"The Black Keys," my son responded.
"You mean The Black Eyed Keys?"
"No, The Black Keys."
"Oh. Isn't there a band called The Black Eyed Keys or something?" I asked.
"No," he answered.
But I knew there was a band called something like that, somewhere. "Yeah there is. Their lead singer is Fergie. Like the Duchess of York."
"What are you talking about?" he asked, his patience clearly exhausted.
So I just listened and made a mental note to google Fergie, singer-British royalty.
One problem is that young people talk so fast, as though there is no need whatsoever to slow down for names like Weezer, Blind Melon, or Noah and the Whale.
"Isn't it Jonah?" I asked my son one day. "I think you must have the name wrong."
He sighed and sank down further in his seat.
I remember the days when I was on the other side of the gaping aisle that divides the young from the middle-aged.
"No, no, no," I'd inform my parents in that long-ago time. "Not Leopard Skinner.
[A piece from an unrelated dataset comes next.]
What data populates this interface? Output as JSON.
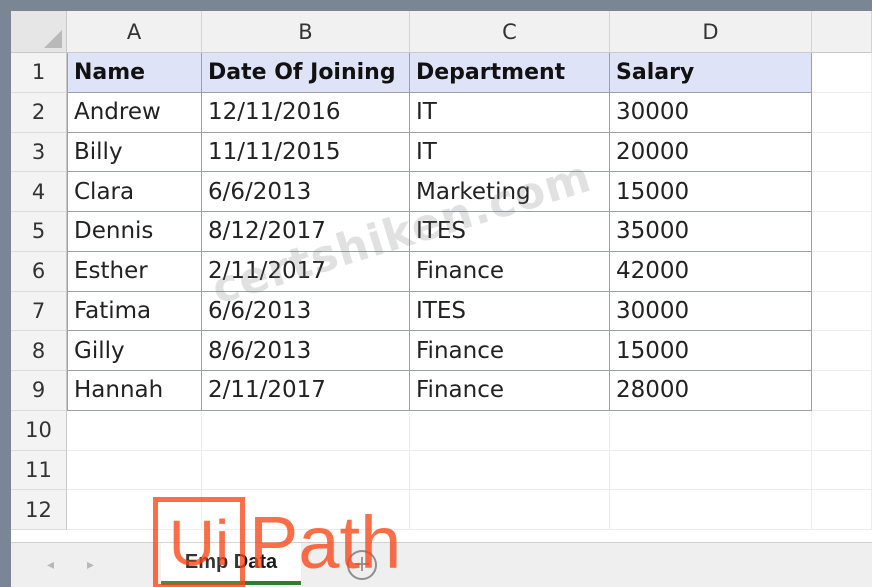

Lynyrd Skynyrd." And then I'd roll my eyes, aghast at their ignorance.
Though I am now the older generation, I am at least still one step ahead of my mother.
"They're opening a hookah lounge over there," I said to her during our last drive through town. I pointed to the future
home of what will almost certainly be a short-lived fad.
She stared at the building.
"Isn't that illegal?" she asked.
One day I will melt down completely. I will confuse The White Stripes with the Black Eyed Keys-Peas. "Oh yes," I will say, rocking to and fro in my antique chair. "I like the Black-Eyed Stripes and their lead singer Fergie. She was married to a prince, you know."
My son will shake his head and stare sadly into the distance, mentally tallying up the cost of putting me in a home.
Brigitte Bowers is a lecturer in the Merritt Writing Program at UC Merced.